### Source material
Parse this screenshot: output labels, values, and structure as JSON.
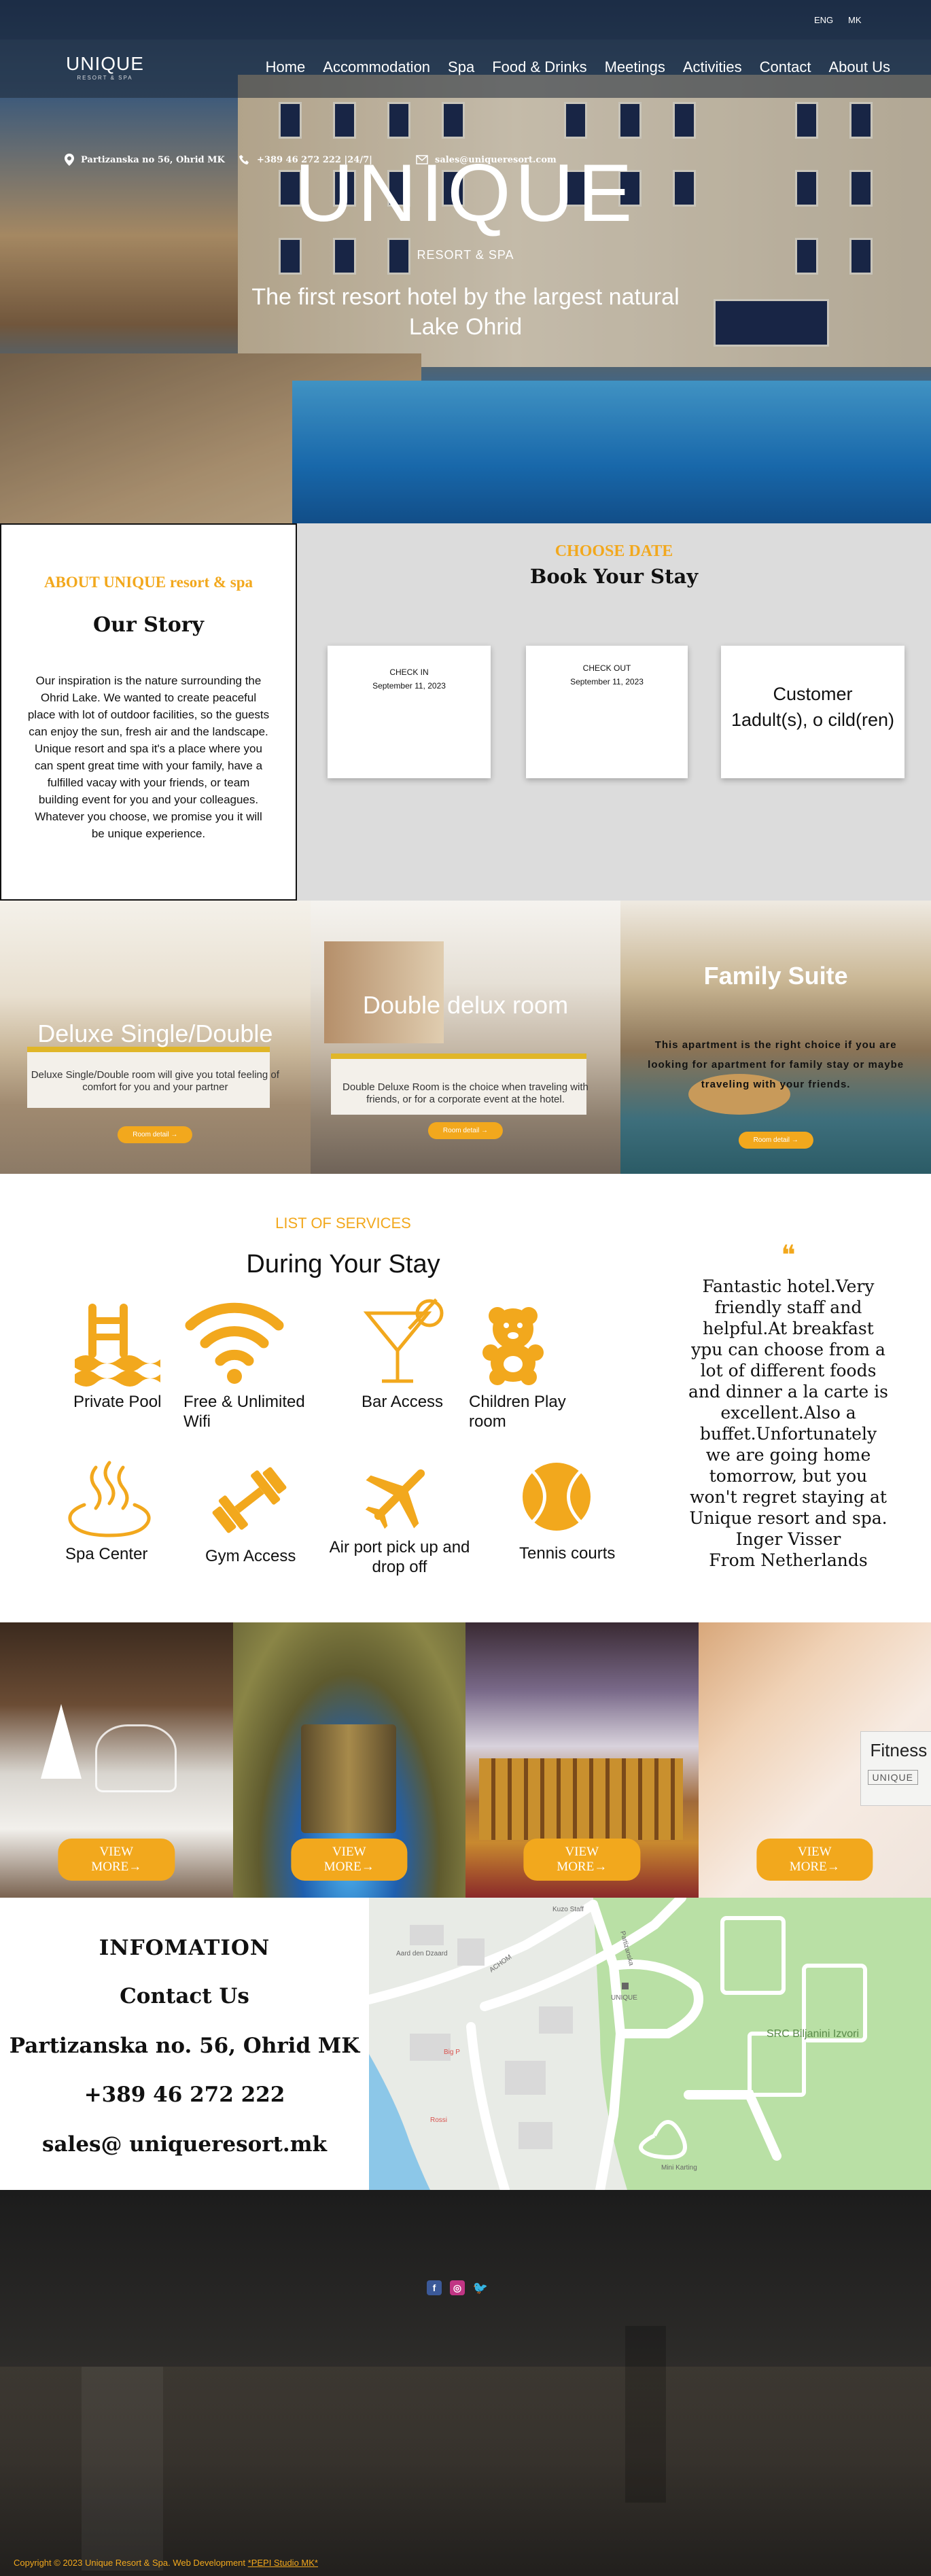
{
  "topbar": {
    "address": "Partizanska no 56, Ohrid MK",
    "phone": "+389 46 272 222 |24/7|",
    "email": "sales@uniqueresort.com",
    "lang_en": "ENG",
    "lang_mk": "MK"
  },
  "brand": {
    "logo": "UNIQUE",
    "logo_tag": "RESORT & SPA",
    "hero_logo": "UNIQUE",
    "hero_sub": "RESORT & SPA",
    "hero_tagline": "The first resort hotel by the largest natural Lake Ohrid"
  },
  "nav": [
    "Home",
    "Accommodation",
    "Spa",
    "Food & Drinks",
    "Meetings",
    "Activities",
    "Contact",
    "About Us"
  ],
  "story": {
    "kicker": "ABOUT UNIQUE resort & spa",
    "title": "Our Story",
    "text": "Our inspiration is the nature surrounding the Ohrid Lake. We wanted to create peaceful place with lot of outdoor facilities, so the guests can enjoy the sun, fresh air and the landscape. Unique resort and spa it's a place where you can spent great time with your family, have a fulfilled vacay with your friends, or team building event for you and your colleagues. Whatever you choose, we promise you it will be unique experience."
  },
  "booking": {
    "kicker": "CHOOSE DATE",
    "title": "Book Your Stay",
    "checkin_label": "CHECK IN",
    "checkin_date": "September 11, 2023",
    "checkout_label": "CHECK OUT",
    "checkout_date": "September 11, 2023",
    "customer_label": "Customer",
    "customer_value": "1adult(s), o cild(ren)"
  },
  "rooms": [
    {
      "title": "Deluxe Single/Double",
      "desc": "Deluxe Single/Double room will give you total feeling of comfort for you and your partner",
      "button": "Room detail →"
    },
    {
      "title": "Double delux room",
      "desc": "Double Deluxe Room is the choice when traveling with friends, or for a corporate event at the hotel.",
      "button": "Room detail →"
    },
    {
      "title": "Family Suite",
      "desc": "This apartment is the right choice if you are looking for apartment for family stay or maybe traveling with your friends.",
      "button": "Room detail →"
    }
  ],
  "services": {
    "kicker": "LIST OF SERVICES",
    "title": "During Your Stay",
    "items": [
      {
        "label": "Private Pool",
        "icon": "pool-ladder-icon"
      },
      {
        "label": "Free & Unlimited Wifi",
        "icon": "wifi-icon"
      },
      {
        "label": "Bar Access",
        "icon": "cocktail-icon"
      },
      {
        "label": "Children Play room",
        "icon": "teddy-bear-icon"
      },
      {
        "label": "Spa Center",
        "icon": "hot-spring-icon"
      },
      {
        "label": "Gym Access",
        "icon": "dumbbell-icon"
      },
      {
        "label": "Air port pick up and drop off",
        "icon": "airplane-icon"
      },
      {
        "label": "Tennis courts",
        "icon": "tennis-ball-icon"
      }
    ]
  },
  "review": {
    "quote_mark": "❝",
    "text": "Fantastic hotel.Very friendly staff and helpful.At breakfast ypu can choose from a lot of different foods and dinner a la carte is excellent.Also a buffet.Unfortunately we are going home tomorrow, but you won't regret staying at Unique resort and spa.",
    "author": "Inger Visser",
    "origin": "From Netherlands"
  },
  "gallery": [
    {
      "button": "VIEW MORE→"
    },
    {
      "button": "VIEW MORE→"
    },
    {
      "button": "VIEW MORE→"
    },
    {
      "button": "VIEW MORE→",
      "sign": "Fitness",
      "sign2": "UNIQUE"
    }
  ],
  "contact": {
    "heading": "INFOMATION",
    "subheading": "Contact Us",
    "address": "Partizanska no. 56, Ohrid MK",
    "phone": "+389 46 272 222",
    "email": "sales@ uniqueresort.mk"
  },
  "map": {
    "labels": [
      "Aard den Dzaard",
      "ACHOM",
      "Kuzo Staff",
      "Partizanska",
      "UNIQUE",
      "Big P",
      "Rossi",
      "SRC Biljanini Izvori",
      "Mini Karting"
    ]
  },
  "footer": {
    "copyright": "Copyright © 2023 Unique Resort & Spa. Web Development ",
    "studio": "*PEPI Studio MK*"
  },
  "colors": {
    "accent": "#f2a81d"
  }
}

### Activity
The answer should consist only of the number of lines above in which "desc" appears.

### Output of the task
3